I’ve been living in the area full-time for a couple of years, working at Table on Ten and Brushland Eating House — meeting lots of people in Delaware County who were creating, making or farming. When we started out, we were mainly working with friends and neighbors in three-day pop-up markets. Those people are still represented in the shop as well as new people we’ve met who are working in Kingston and the surrounding area. Michael is the market editor at Out Magazine and is always looking for new products in that position. And we’re both shoppers — we have a long list of items waiting to get in the store! We sort of have two questions we ask when we’re considering product development: will it fill a need in people’s lives, or will it add beauty to their surroundings?
What do you hope to provide to your community?
We have so many ideas and dreams that we hope to develop, including a Clove & Creek garden, immersive theatrical experiences, a meet-the-maker series. We also plan to use the wall space of the store to feature local artists and hope to do several shows/openings a year. Kingston is such an exciting place to be, and in particular the Rondout, where we’ve got the area’s best flower shop (Hops Petunia), wine bar (Brunette), antiques dealer (Milne), leather worker (Jay Teske) and wine shop (Kingston Wine Company) all on the same two-block stretch. Our ideas are endless for how we, as a small business community, can dramatically create positive change for our neighborhood and town.
Since you opened in May, what’s been the most rewarding aspect of owning this shop?
Working with all of our makers and vendors to create something visually cohesive and something that speaks to our personal style and story has been such a fun, creative exercise. I love hiding little things in the shop that tell a story of what inspires us. Right now, there’s a few recipes from my grandmother’s recipe box hiding here and there in the store… reminds me of the big table of food she would prepare — the love, that’s what we’re always chasing.
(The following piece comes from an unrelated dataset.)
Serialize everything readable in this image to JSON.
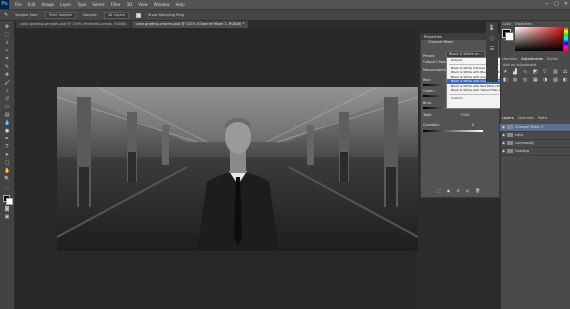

To bring people into our story. And I love that everyone knows Jasper, my beagle hound that keeps watch in front of the store, and asks how he’s doing :)